• Revenue Cycle Management
  • COVID-19
  • Reimbursement
  • Diabetes Awareness Month
  • Risk Management
  • Patient Retention
  • Staffing
  • Medical Economics® 100th Anniversary
  • Coding and documentation
  • Business of Endocrinology
  • Telehealth
  • Physicians Financial News
  • Cybersecurity
  • Cardiovascular Clinical Consult
  • Locum Tenens, brought to you by LocumLife®
  • Weight Management
  • Business of Women's Health
  • Practice Efficiency
  • Finance and Wealth
  • EHRs
  • Remote Patient Monitoring
  • Sponsored Webinars
  • Medical Technology
  • Billing and collections
  • Acute Pain Management
  • Exclusive Content
  • Value-based Care
  • Business of Pediatrics
  • Concierge Medicine 2.0 by Castle Connolly Private Health Partners
  • Practice Growth
  • Concierge Medicine
  • Business of Cardiology
  • Implementing the Topcon Ocular Telehealth Platform
  • Malpractice
  • Influenza
  • Sexual Health
  • Chronic Conditions
  • Technology
  • Legal and Policy
  • Money
  • Opinion
  • Vaccines
  • Practice Management
  • Patient Relations
  • Careers

National unemployment report shows job gains in health care for March


Political leaders comment on health care developments under Biden, Trump administrations.

newspaper headline unemployment: © Zerbor -

© Zerbor -

Health care added 72,300 jobs in March, accounting for more than 20% of jobs that employers added last month, according to the latest figures from the U.S. Labor Department’s Bureau of Labor Statistics (BLS).
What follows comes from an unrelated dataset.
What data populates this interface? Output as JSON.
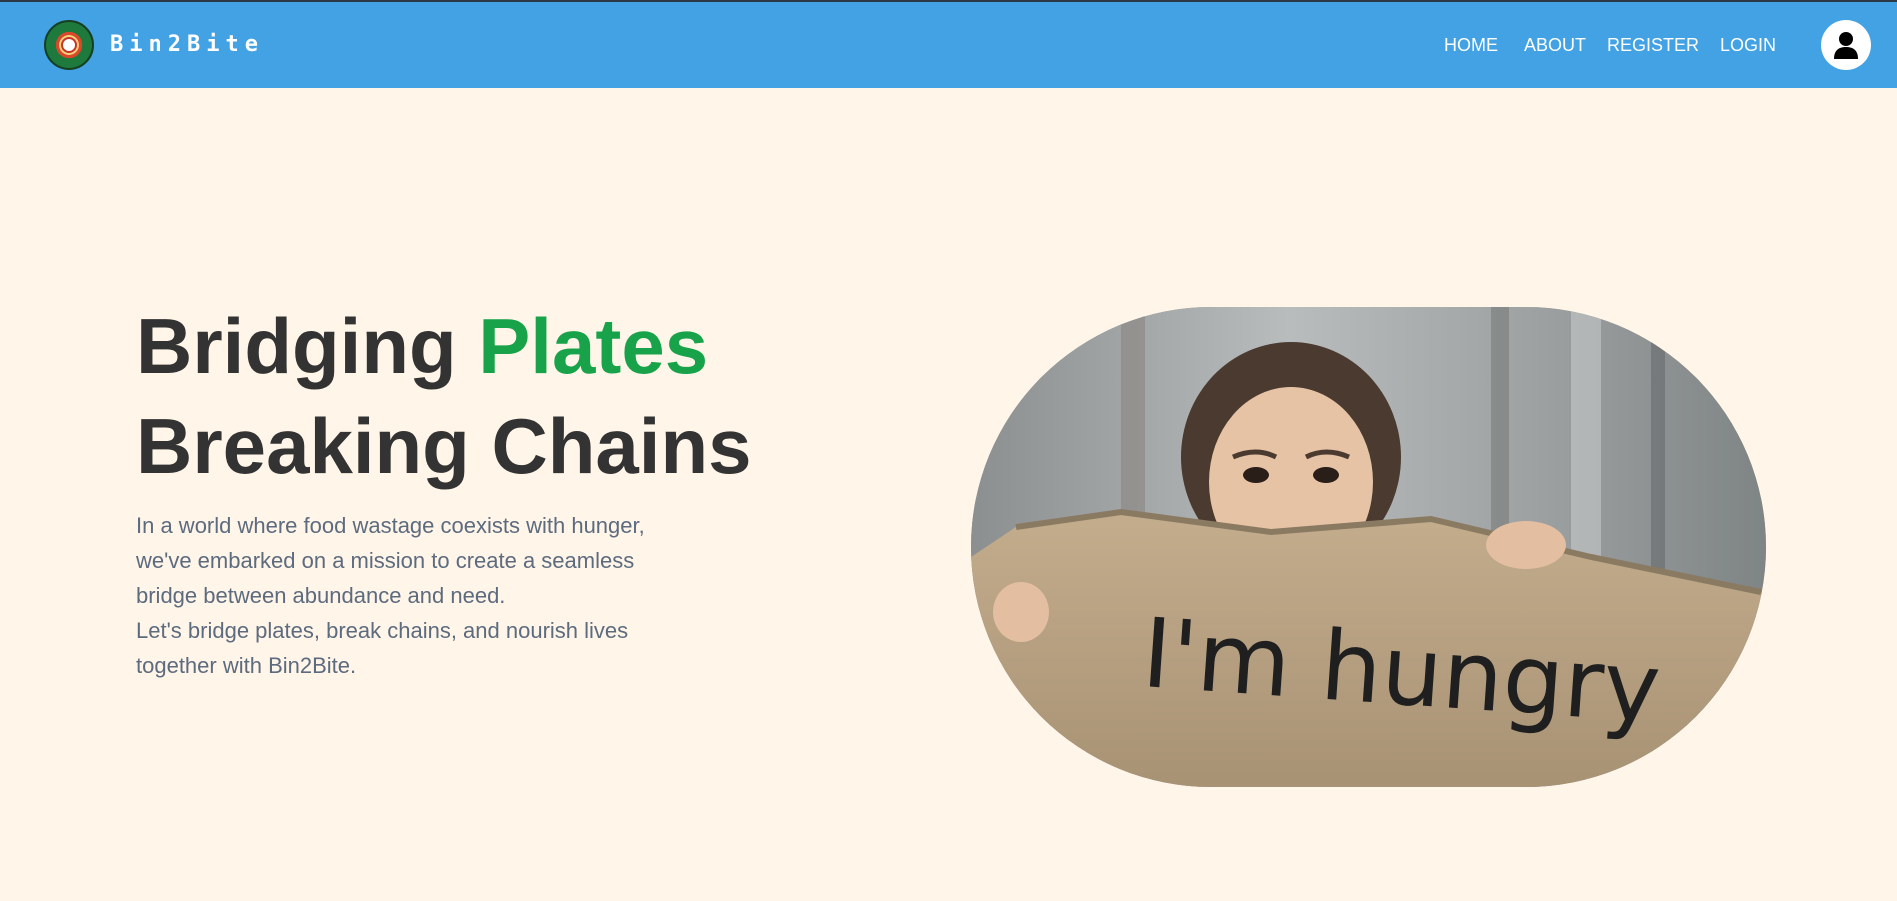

Total nonfarm payroll employment grew by 303,000 jobs in March, with the national unemployment rate changing little at 3.8%, according to the figures published April 5, 2024. The BLS report noted unemployment has been in the range of 3.7% to 3.9% since August 2023.

The health care gains topped the average monthly increase of 60,000 jobs over the last 12 months.

Ambulatory health services added 27,500 jobs to lead the health care sector. Hospitals followed with 27,100 new jobs, while nursing and residential care facilities employment grew by 17,700 workers, according to the BLS figures.

Home health care services added 11,700 jobs. Growth was slower in medical offices, with physicians’ offices adding 5,100 jobs and offices of other health practitioners hiring 4,100 workers. Outpatient care centers grew by 3,800 and other ambulatory health care services added 1,700 employees. Offices of dentists added 800 staff, and medical and diagnostic laboratories hired 400 workers.

Other sectors

Other sectors posting gains included government, which grew by 71,000 jobs to exceed the average monthly gain of 54,000 over the last year. That included 49,000 new local government jobs added in March.

Construction increased by 39,000 jobs for the month, more than double the average monthly gain of 19,000 jobs in the prior 12 months. Leisure and hospitality added 49,000 workers, returning to the pre-pandemic level of February 2020 and topping the monthly average of 37,000 in the last year.

In retail trades, general merchandise retailers added 20,000 jobs, but the BLS report said that was partially offset by losses of 10,000 workers in building material and garden equipment and supplies dealers, and 3,000 jobs lost in automotive parts, accessories and tire retailers.

Political reaction

President Joe Biden published a statement noting the addition of 303,000 jobs added to the tally of more than 15 million new positions created since he took office.

“My plan is growing the economy from the middle out and the bottom up, investing in all Americans, and giving the middle class a fair shot,” the president’s statement said. “Unemployment has been under 4% for the longest stretch in more than 50 years. Wages are going up. Inflation has come down significantly.”

This week, the president also remarked on the administration’s actions on health care, including “taking on Big Pharma in the most significant ways ever.” Americans pay more for prescription drugs than any other advanced nation in the world, the president said. He mentioned the insulin price caps that have gone into effect for seniors and drug price negotiations for Medicare.

Republican National Committee Chairman Michael Whatley issued a statement on the president’s remarks on health care, citing better conditions under President Donald Trump.

“While Americans enjoyed lower prescription drug prices and historic cost transparency under President Trump, Biden’s healthcare dream is a nightmare for families across the country,” Whatley said. “Biden has tried to cut Medicare Advantage for seniors and allowed deadly fentanyl to flood our communities, all while forcing taxpayers to foot the $182 billion health care bill for illegal immigrants.”

Related Videos